Further comic situations are created by Tony's attempts to help Constance and her lover elope with her casket of jewels. When through ludicrous misunderstandings these come to naught, Squire Hardcastle benignly sets everything right for both pairs of lovers.
Hardcastle - Steve Pemberton
Mrs Hardcastle, his second wife - Sophie Thompson
Kate Hardcastle, their daughter - Katherine Kelly
Tony Lumpkin, Mrs Hardcastle’s son - David Fynn
Miss Neville, Mrs. Hardcastle’s niece - Cush Jumbo
Hastings - John Heffernan
Sir Charles Marlow - Timothy Speyer
Young Marlow, his son - Harry Hadden-Paton
Landlord - Gavin Spokes
Written by Oliver Goldsmith
Director - Jamie Lloyd
Designer - Mark Thompson
Lighting Designer - Neil Austin
Music Director - David Shrubsole
So the tack I am going to take with this review is “it looks authentic”. Both the director and the designer have wisely avoided trying to make it “relevant” and have presented it honestly and intelligently with a view to how it may have looked during its original run back in the 1770s. Visually, the production is certainly everything you would wish for, with elegant and accurate costumes, presented in a limited colour range which looks right for the period - apart from one coat in shrieking peacock blue and about which I have serious reservations, everything else is in a wonderfully restrained and visually harmonious palette of colours, and the Costume Department have obviously done their homework very well. Costume-wise, its just what you want (and expect) for a play of this period. The scenery is superb and fits the bill perfectly; on the vast, hangar-like stage of the Olivier, the large and gloomy Hardcastle Hall is brilliantly realised – you can almost feel the draughts whistling under the doors. The sound design, with an “overture” of country noises, dogs barking off-stage when people arrive or depart, and so on, is excellent.
To the modern audience, the playing style seems extremely OTT at times, although this again brings a touch of realism because audiences at the time were extremely rowdy and ill-behaved.

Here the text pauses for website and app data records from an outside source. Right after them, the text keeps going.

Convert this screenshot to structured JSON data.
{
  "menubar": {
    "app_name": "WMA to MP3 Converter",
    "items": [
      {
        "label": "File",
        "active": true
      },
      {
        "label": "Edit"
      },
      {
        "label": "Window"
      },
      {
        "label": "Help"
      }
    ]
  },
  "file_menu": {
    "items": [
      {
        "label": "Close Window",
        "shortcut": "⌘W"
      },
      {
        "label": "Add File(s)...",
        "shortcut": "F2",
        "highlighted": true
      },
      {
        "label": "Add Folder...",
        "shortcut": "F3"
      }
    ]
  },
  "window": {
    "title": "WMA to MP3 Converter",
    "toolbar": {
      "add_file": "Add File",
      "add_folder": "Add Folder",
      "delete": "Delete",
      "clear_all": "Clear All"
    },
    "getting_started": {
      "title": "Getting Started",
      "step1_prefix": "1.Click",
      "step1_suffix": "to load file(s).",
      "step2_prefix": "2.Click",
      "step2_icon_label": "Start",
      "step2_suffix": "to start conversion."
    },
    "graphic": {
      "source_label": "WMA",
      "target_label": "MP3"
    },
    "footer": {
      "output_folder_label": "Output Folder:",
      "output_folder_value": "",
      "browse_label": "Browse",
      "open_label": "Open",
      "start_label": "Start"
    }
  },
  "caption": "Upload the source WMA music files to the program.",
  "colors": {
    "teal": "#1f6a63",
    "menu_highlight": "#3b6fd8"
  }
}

Theatres of the period were small, crowded and noisy; places to socialise with your friends, get drunk, see and be seen. The actors would often have to fight to be heard, and there would be little point in subtle and naturalistic acting; it would just get lost. The entire place would have been (relatively) brilliantly lit with candles – not until the mid-Edwardian era would the auditorium lights be turned off or down during the performance, so the cast were competing visually as well as audibly. So the very broad playing style is perfectly in period, although this does become extremely tiresome at times, particularly when the cast juxtapose this with modern interpolations in their style of what I would loosely call the “ooooh, suits YOU sir!” school of acting. The diction of the cast cannot generally be faulted – in an extremely wordy play such as this, its important that you can hear what is going on (although one particular member of the cast overdoes things to a degree resulting in her lines becoming a bit hit and miss on the audibility front). Everybody else, though, can be heard with great clarity, and that is something that cannot be taken for granted these days when many actors don’t seem to be able to speak at all clearly or project properly. So, so far, so good.